Records from a data collection:
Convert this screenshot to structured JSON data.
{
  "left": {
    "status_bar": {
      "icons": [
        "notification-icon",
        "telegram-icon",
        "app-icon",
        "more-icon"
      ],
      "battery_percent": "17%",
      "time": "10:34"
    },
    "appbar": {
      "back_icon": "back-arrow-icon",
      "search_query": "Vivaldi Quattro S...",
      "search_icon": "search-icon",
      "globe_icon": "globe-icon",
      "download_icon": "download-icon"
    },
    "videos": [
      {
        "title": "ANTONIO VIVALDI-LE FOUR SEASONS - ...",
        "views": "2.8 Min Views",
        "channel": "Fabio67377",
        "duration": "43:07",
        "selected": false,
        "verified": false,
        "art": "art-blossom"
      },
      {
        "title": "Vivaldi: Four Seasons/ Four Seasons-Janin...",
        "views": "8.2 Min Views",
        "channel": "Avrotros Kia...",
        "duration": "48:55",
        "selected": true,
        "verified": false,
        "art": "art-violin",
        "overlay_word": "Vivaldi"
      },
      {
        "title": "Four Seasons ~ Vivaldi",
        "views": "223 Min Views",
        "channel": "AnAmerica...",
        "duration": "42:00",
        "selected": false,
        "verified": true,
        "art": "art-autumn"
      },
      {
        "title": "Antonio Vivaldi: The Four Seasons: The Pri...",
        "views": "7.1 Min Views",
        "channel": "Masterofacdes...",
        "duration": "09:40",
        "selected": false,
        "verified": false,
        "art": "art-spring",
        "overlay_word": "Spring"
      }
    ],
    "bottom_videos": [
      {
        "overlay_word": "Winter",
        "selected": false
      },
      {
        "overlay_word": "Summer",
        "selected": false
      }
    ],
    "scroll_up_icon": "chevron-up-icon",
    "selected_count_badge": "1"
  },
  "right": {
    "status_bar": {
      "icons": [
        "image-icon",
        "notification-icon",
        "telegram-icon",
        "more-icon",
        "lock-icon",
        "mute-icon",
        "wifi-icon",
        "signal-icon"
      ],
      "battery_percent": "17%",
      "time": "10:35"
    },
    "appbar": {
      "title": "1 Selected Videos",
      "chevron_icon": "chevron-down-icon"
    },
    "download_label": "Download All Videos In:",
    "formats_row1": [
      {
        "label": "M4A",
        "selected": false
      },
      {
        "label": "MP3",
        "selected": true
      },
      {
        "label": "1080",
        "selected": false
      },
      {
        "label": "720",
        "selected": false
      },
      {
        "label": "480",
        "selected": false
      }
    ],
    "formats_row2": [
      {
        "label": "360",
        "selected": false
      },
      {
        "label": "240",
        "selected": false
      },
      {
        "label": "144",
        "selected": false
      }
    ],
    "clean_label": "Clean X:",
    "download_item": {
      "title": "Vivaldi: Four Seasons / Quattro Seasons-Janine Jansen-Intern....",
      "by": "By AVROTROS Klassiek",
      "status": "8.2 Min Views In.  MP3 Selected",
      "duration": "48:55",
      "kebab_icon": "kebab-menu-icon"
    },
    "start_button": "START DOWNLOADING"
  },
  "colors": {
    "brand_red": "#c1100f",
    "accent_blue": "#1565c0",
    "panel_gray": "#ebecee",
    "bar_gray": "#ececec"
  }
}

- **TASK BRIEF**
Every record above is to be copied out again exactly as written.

- **RESPONSE TO THIS EXERCISE**
Convert this screenshot to structured JSON data.
{
  "left": {
    "status_bar": {
      "icons": [
        "notification-icon",
        "telegram-icon",
        "app-icon",
        "more-icon"
      ],
      "battery_percent": "17%",
      "time": "10:34"
    },
    "appbar": {
      "back_icon": "back-arrow-icon",
      "search_query": "Vivaldi Quattro S...",
      "search_icon": "search-icon",
      "globe_icon": "globe-icon",
      "download_icon": "download-icon"
    },
    "videos": [
      {
        "title": "ANTONIO VIVALDI-LE FOUR SEASONS - ...",
        "views": "2.8 Min Views",
        "channel": "Fabio67377",
        "duration": "43:07",
        "selected": false,
        "verified": false,
        "art": "art-blossom"
      },
      {
        "title": "Vivaldi: Four Seasons/ Four Seasons-Janin...",
        "views": "8.2 Min Views",
        "channel": "Avrotros Kia...",
        "duration": "48:55",
        "selected": true,
        "verified": false,
        "art": "art-violin",
        "overlay_word": "Vivaldi"
      },
      {
        "title": "Four Seasons ~ Vivaldi",
        "views": "223 Min Views",
        "channel": "AnAmerica...",
        "duration": "42:00",
        "selected": false,
        "verified": true,
        "art": "art-autumn"
      },
      {
        "title": "Antonio Vivaldi: The Four Seasons: The Pri...",
        "views": "7.1 Min Views",
        "channel": "Masterofacdes...",
        "duration": "09:40",
        "selected": false,
        "verified": false,
        "art": "art-spring",
        "overlay_word": "Spring"
      }
    ],
    "bottom_videos": [
      {
        "overlay_word": "Winter",
        "selected": false
      },
      {
        "overlay_word": "Summer",
        "selected": false
      }
    ],
    "scroll_up_icon": "chevron-up-icon",
    "selected_count_badge": "1"
  },
  "right": {
    "status_bar": {
      "icons": [
        "image-icon",
        "notification-icon",
        "telegram-icon",
        "more-icon",
        "lock-icon",
        "mute-icon",
        "wifi-icon",
        "signal-icon"
      ],
      "battery_percent": "17%",
      "time": "10:35"
    },
    "appbar": {
      "title": "1 Selected Videos",
      "chevron_icon": "chevron-down-icon"
    },
    "download_label": "Download All Videos In:",
    "formats_row1": [
      {
        "label": "M4A",
        "selected": false
      },
      {
        "label": "MP3",
        "selected": true
      },
      {
        "label": "1080",
        "selected": false
      },
      {
        "label": "720",
        "selected": false
      },
      {
        "label": "480",
        "selected": false
      }
    ],
    "formats_row2": [
      {
        "label": "360",
        "selected": false
      },
      {
        "label": "240",
        "selected": false
      },
      {
        "label": "144",
        "selected": false
      }
    ],
    "clean_label": "Clean X:",
    "download_item": {
      "title": "Vivaldi: Four Seasons / Quattro Seasons-Janine Jansen-Intern....",
      "by": "By AVROTROS Klassiek",
      "status": "8.2 Min Views In.  MP3 Selected",
      "duration": "48:55",
      "kebab_icon": "kebab-menu-icon"
    },
    "start_button": "START DOWNLOADING"
  },
  "colors": {
    "brand_red": "#c1100f",
    "accent_blue": "#1565c0",
    "panel_gray": "#ebecee",
    "bar_gray": "#ececec"
  }
}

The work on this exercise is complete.